(Data extracted from a collection)
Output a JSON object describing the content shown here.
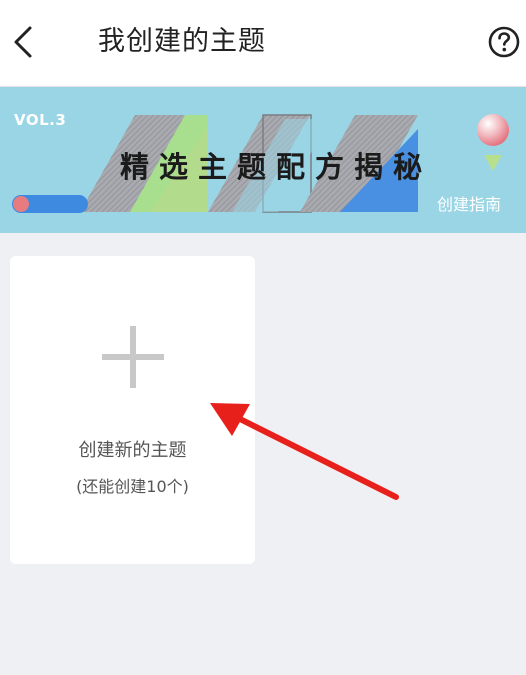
{
  "header": {
    "title": "我创建的主题",
    "back_icon": "chevron-left-icon",
    "help_icon": "question-circle-icon"
  },
  "banner": {
    "vol": "VOL.3",
    "title": "精选主题配方揭秘",
    "guide_label": "创建指南",
    "bg_color": "#9ad5e6"
  },
  "create_card": {
    "icon": "plus-icon",
    "label": "创建新的主题",
    "sub_label": "(还能创建10个)"
  },
  "colors": {
    "accent_arrow": "#e8201c",
    "page_bg": "#eef0f3"
  }
}
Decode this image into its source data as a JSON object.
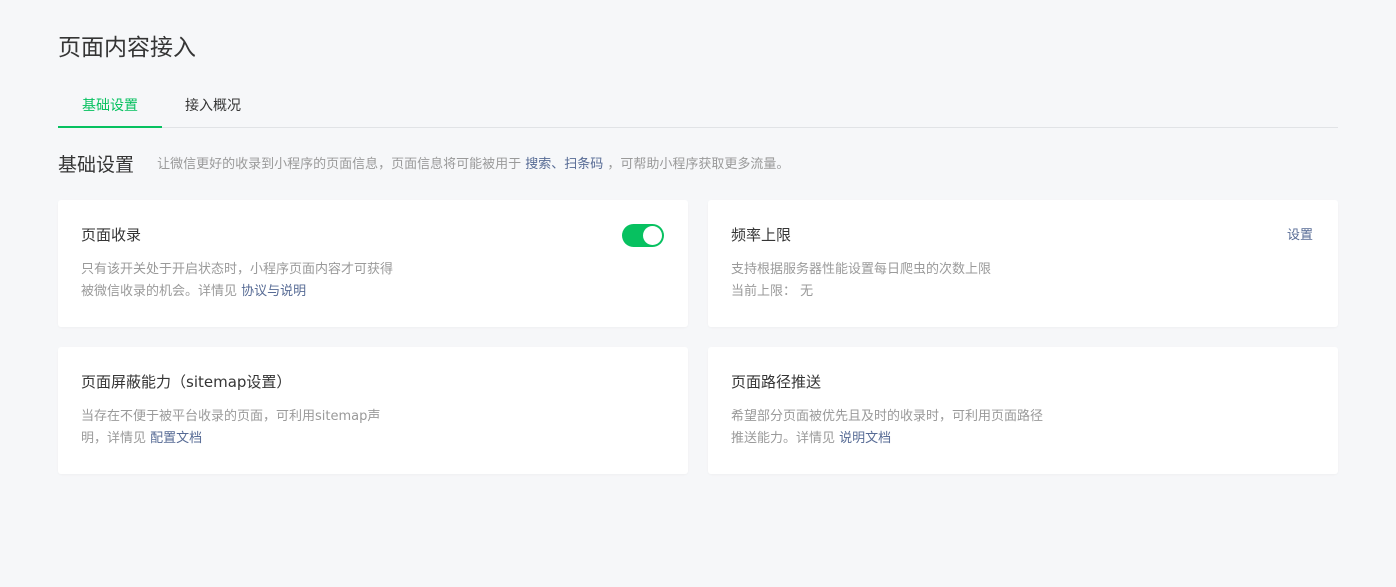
{
  "page": {
    "title": "页面内容接入"
  },
  "tabs": [
    {
      "label": "基础设置",
      "active": true
    },
    {
      "label": "接入概况",
      "active": false
    }
  ],
  "section": {
    "title": "基础设置",
    "desc_before": "让微信更好的收录到小程序的页面信息，页面信息将可能被用于",
    "desc_link": "搜索、扫条码",
    "desc_after": "，可帮助小程序获取更多流量。"
  },
  "cards": [
    {
      "title": "页面收录",
      "desc_line1": "只有该开关处于开启状态时，小程序页面内容才可获得",
      "desc_line2": "被微信收录的机会。详情见",
      "link": "协议与说明",
      "switch_on": true
    },
    {
      "title": "频率上限",
      "action": "设置",
      "desc_line1": "支持根据服务器性能设置每日爬虫的次数上限",
      "limit_label": "当前上限：",
      "limit_value": "无"
    },
    {
      "title": "页面屏蔽能力（sitemap设置）",
      "desc_line1": "当存在不便于被平台收录的页面，可利用sitemap声",
      "desc_line2": "明，详情见",
      "link": "配置文档"
    },
    {
      "title": "页面路径推送",
      "desc_line1": "希望部分页面被优先且及时的收录时，可利用页面路径",
      "desc_line2": "推送能力。详情见",
      "link": "说明文档"
    }
  ],
  "colors": {
    "accent": "#07c160",
    "link": "#576b95",
    "muted": "#9a9a9a",
    "background": "#f6f7f9"
  }
}
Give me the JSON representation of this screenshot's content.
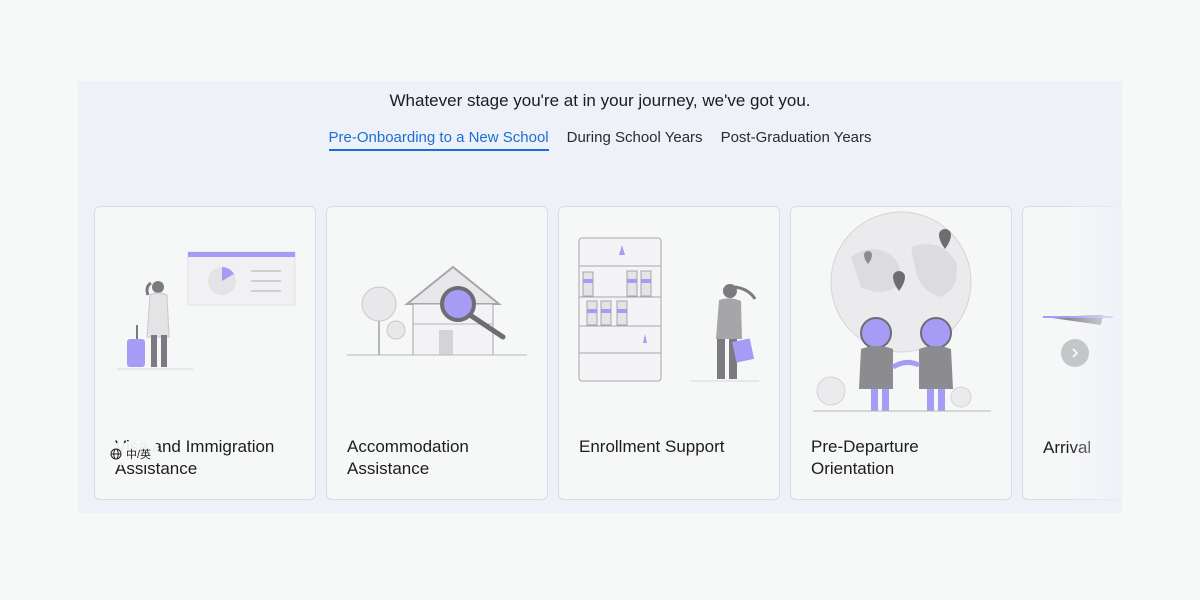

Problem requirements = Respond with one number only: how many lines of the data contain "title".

The answer = 8